### Goal of the exercise
Every line that contains "subtitle" must be located and copied from the data.

### Data under study
........
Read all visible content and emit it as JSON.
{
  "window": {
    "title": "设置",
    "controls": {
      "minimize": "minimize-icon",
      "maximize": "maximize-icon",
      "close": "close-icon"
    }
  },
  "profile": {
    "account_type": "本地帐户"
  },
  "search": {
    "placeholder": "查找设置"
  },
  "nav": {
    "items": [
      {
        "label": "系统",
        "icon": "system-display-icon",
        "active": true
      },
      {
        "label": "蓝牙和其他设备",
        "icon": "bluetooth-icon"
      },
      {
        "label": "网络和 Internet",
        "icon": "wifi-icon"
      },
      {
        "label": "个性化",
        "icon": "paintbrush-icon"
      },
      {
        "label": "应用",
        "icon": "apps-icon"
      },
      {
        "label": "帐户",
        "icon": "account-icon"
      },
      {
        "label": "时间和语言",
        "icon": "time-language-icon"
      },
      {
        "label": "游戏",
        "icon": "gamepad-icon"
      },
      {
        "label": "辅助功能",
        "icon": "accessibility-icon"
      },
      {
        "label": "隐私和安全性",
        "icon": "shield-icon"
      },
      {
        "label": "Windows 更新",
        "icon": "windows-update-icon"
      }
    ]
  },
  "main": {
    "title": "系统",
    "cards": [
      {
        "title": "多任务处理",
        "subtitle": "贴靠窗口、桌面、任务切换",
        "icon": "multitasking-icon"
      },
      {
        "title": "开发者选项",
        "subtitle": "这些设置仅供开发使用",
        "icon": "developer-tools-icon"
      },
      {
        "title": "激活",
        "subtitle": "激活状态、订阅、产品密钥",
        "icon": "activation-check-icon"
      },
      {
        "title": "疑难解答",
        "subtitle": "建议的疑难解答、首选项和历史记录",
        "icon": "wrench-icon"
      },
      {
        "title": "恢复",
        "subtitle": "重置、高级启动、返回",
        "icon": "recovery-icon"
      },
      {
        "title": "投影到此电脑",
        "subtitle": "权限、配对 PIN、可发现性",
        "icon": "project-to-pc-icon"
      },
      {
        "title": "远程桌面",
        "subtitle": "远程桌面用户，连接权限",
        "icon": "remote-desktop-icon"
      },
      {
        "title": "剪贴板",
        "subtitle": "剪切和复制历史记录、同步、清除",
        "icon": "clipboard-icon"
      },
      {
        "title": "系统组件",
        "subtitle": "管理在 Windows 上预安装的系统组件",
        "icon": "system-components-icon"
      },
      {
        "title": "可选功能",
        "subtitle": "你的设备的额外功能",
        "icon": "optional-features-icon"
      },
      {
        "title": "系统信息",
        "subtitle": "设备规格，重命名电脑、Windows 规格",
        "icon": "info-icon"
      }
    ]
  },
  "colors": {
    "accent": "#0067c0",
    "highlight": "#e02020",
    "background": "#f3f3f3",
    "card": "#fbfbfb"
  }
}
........
### Solution to the exercise
        "subtitle": "贴靠窗口、桌面、任务切换",
        "subtitle": "这些设置仅供开发使用",
        "subtitle": "激活状态、订阅、产品密钥",
        "subtitle": "建议的疑难解答、首选项和历史记录",
        "subtitle": "重置、高级启动、返回",
        "subtitle": "权限、配对 PIN、可发现性",
        "subtitle": "远程桌面用户，连接权限",
        "subtitle": "剪切和复制历史记录、同步、清除",
        "subtitle": "管理在 Windows 上预安装的系统组件",
        "subtitle": "你的设备的额外功能",
        "subtitle": "设备规格，重命名电脑、Windows 规格",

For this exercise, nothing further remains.